- Data records:

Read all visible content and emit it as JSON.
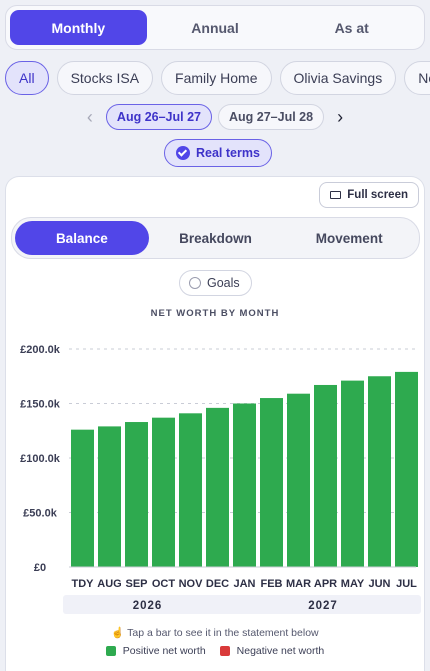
{
  "view_tabs": [
    "Monthly",
    "Annual",
    "As at"
  ],
  "accounts": [
    "All",
    "Stocks ISA",
    "Family Home",
    "Olivia Savings",
    "No"
  ],
  "periods": [
    "Aug 26–Jul 27",
    "Aug 27–Jul 28"
  ],
  "nav": {
    "prev_icon": "chevron-left-icon",
    "next_icon": "chevron-right-icon"
  },
  "real_terms_label": "Real terms",
  "full_screen_label": "Full screen",
  "chart_tabs": [
    "Balance",
    "Breakdown",
    "Movement"
  ],
  "goals_label": "Goals",
  "chart_title": "NET WORTH BY MONTH",
  "tap_hint": "Tap a bar to see it in the statement below",
  "colors": {
    "accent": "#5146e8",
    "positive": "#2eaa4f",
    "negative": "#d93a3a"
  },
  "chart_data": {
    "type": "bar",
    "title": "NET WORTH BY MONTH",
    "categories": [
      "TDY",
      "AUG",
      "SEP",
      "OCT",
      "NOV",
      "DEC",
      "JAN",
      "FEB",
      "MAR",
      "APR",
      "MAY",
      "JUN",
      "JUL"
    ],
    "values": [
      126000,
      129000,
      133000,
      137000,
      141000,
      146000,
      150000,
      155000,
      159000,
      167000,
      171000,
      175000,
      179000
    ],
    "year_groups": [
      {
        "label": "2026",
        "first": 0,
        "last": 5
      },
      {
        "label": "2027",
        "first": 6,
        "last": 12
      }
    ],
    "ylim": [
      0,
      200000
    ],
    "yticks": [
      0,
      50000,
      100000,
      150000,
      200000
    ],
    "ytick_labels": [
      "£0",
      "£50.0k",
      "£100.0k",
      "£150.0k",
      "£200.0k"
    ],
    "grid": true,
    "legend": [
      {
        "name": "Positive net worth",
        "color": "#2eaa4f"
      },
      {
        "name": "Negative net worth",
        "color": "#d93a3a"
      }
    ]
  }
}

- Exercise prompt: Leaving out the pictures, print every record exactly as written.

- Answer box:
Read all visible content and emit it as JSON.
{
  "view_tabs": [
    "Monthly",
    "Annual",
    "As at"
  ],
  "accounts": [
    "All",
    "Stocks ISA",
    "Family Home",
    "Olivia Savings",
    "No"
  ],
  "periods": [
    "Aug 26–Jul 27",
    "Aug 27–Jul 28"
  ],
  "nav": {
    "prev_icon": "chevron-left-icon",
    "next_icon": "chevron-right-icon"
  },
  "real_terms_label": "Real terms",
  "full_screen_label": "Full screen",
  "chart_tabs": [
    "Balance",
    "Breakdown",
    "Movement"
  ],
  "goals_label": "Goals",
  "chart_title": "NET WORTH BY MONTH",
  "tap_hint": "Tap a bar to see it in the statement below",
  "colors": {
    "accent": "#5146e8",
    "positive": "#2eaa4f",
    "negative": "#d93a3a"
  },
  "chart_data": {
    "type": "bar",
    "title": "NET WORTH BY MONTH",
    "categories": [
      "TDY",
      "AUG",
      "SEP",
      "OCT",
      "NOV",
      "DEC",
      "JAN",
      "FEB",
      "MAR",
      "APR",
      "MAY",
      "JUN",
      "JUL"
    ],
    "values": [
      126000,
      129000,
      133000,
      137000,
      141000,
      146000,
      150000,
      155000,
      159000,
      167000,
      171000,
      175000,
      179000
    ],
    "year_groups": [
      {
        "label": "2026",
        "first": 0,
        "last": 5
      },
      {
        "label": "2027",
        "first": 6,
        "last": 12
      }
    ],
    "ylim": [
      0,
      200000
    ],
    "yticks": [
      0,
      50000,
      100000,
      150000,
      200000
    ],
    "ytick_labels": [
      "£0",
      "£50.0k",
      "£100.0k",
      "£150.0k",
      "£200.0k"
    ],
    "grid": true,
    "legend": [
      {
        "name": "Positive net worth",
        "color": "#2eaa4f"
      },
      {
        "name": "Negative net worth",
        "color": "#d93a3a"
      }
    ]
  }
}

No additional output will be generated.